Tobias Ellwood, who is chair of the defence select committee, rejected the suggestion put forward by the prime minister’s supporters that the UK cannot change leaders because of the war in Ukraine.
Ellwood also said he expected Vladimir Putin to “exploit” the fact that Johnson has been fined over partygate.
He told Radio 4′s Today programme: “We’d like to see the United Kingdom as a beacon of democracy, an exemplar on the world stage.
“So for me, it’s actually a worrying turning point when we lose sight of those high standards, as ironically they’re being eroded across the world.
“I mean, back to Ukraine, something Putin will no doubt exploit – how can a lawmaker also be a law breaker? This is not a good look.”
Ellwood added: “I think the prime minister has made his intentions clear – he wants to stay – but this is bigger than the prime minister.
“It’s about the reputation of the party for which all colleagues must defend, and I believe he owes it to the parliamentary party, once the reports have concluded and the local elections have allowed the public view to be factored in, to agree to hold his own vote of confidence if those elections go badly.”
Under Conservative Party rules, a confidence vote is triggered if 15 per cent of MPs call for one – meaning 54 based on the current parliamentary make-up.
Ellwood, who announced in February that he has sent in a no confidence letter, repeated his call for Johnson to quit, despite the war in Ukraine.
“There’s not going to be a lull in the fighting, no pause just around the corner, for us to take stock of domestic matters,” he said.
“Every month, every year, European security is going to deteriorate well beyond Ukraine, and history anyway shows that we can and do replace leaders in times of crisis.
“We did in fact replace the head of the armed forces just as recently as December, as Russian troops were amassing, with an admiral with no combat experience.
“But critically, our formidable government apparatus, our well-oiled MoD machine, allows us to do just that – to replace people if that is required.
“Our approach to Ukraine would remain consistent, so I do hope that we won’t use the war as a fig leaf to dodge these tough questions that, absolutely, we must address.”
Only two Tory MPs have publicly called on the PM to resign since news of his Metropolitan Police fixed penalty notice broke on Tuesday.

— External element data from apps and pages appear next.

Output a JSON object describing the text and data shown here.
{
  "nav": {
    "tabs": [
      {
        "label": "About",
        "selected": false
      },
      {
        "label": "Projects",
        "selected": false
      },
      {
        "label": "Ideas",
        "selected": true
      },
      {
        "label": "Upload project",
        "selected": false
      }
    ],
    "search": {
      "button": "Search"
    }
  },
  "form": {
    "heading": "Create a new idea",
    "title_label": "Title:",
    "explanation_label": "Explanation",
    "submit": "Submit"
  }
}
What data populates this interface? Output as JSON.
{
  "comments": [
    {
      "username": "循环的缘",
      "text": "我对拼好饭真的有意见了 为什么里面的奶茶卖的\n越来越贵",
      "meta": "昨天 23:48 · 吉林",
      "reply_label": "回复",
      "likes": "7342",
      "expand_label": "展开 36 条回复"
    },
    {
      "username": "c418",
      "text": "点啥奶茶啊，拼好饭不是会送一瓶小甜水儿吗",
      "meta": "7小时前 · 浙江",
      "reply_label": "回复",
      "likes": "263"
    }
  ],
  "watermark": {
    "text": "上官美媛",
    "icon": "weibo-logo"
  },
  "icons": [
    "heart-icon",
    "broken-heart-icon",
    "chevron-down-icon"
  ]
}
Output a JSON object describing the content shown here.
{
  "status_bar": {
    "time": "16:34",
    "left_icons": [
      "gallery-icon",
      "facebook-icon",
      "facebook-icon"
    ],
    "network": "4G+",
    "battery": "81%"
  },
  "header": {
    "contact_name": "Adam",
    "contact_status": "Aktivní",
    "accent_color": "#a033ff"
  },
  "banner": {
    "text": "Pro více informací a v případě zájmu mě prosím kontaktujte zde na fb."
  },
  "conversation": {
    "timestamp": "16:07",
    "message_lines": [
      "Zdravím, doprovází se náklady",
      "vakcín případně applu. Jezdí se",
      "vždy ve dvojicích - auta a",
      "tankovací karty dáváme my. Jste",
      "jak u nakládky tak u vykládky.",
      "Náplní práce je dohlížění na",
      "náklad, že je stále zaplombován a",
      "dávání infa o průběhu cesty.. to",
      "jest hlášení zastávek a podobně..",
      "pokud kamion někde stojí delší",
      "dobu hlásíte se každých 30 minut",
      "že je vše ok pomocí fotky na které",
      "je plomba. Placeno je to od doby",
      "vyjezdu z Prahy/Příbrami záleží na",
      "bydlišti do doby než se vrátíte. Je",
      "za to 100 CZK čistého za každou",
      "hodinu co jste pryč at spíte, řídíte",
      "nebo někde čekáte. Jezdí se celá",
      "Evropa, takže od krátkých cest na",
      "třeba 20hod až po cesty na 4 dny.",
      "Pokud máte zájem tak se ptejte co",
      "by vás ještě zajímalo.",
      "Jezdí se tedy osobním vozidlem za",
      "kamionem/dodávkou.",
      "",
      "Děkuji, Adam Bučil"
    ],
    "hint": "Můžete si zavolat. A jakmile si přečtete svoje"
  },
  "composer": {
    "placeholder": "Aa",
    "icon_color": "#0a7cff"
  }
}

Justice minister Lord Wolfson also resigned, saying the “scale, context and nature” of the lockdown-busting parties in Downing Street meant Johnson should go.
But the prime minister has received the backing of his cabinet – despite reports that he could face more fines for attending other gatherings which allegedly broke covid rules.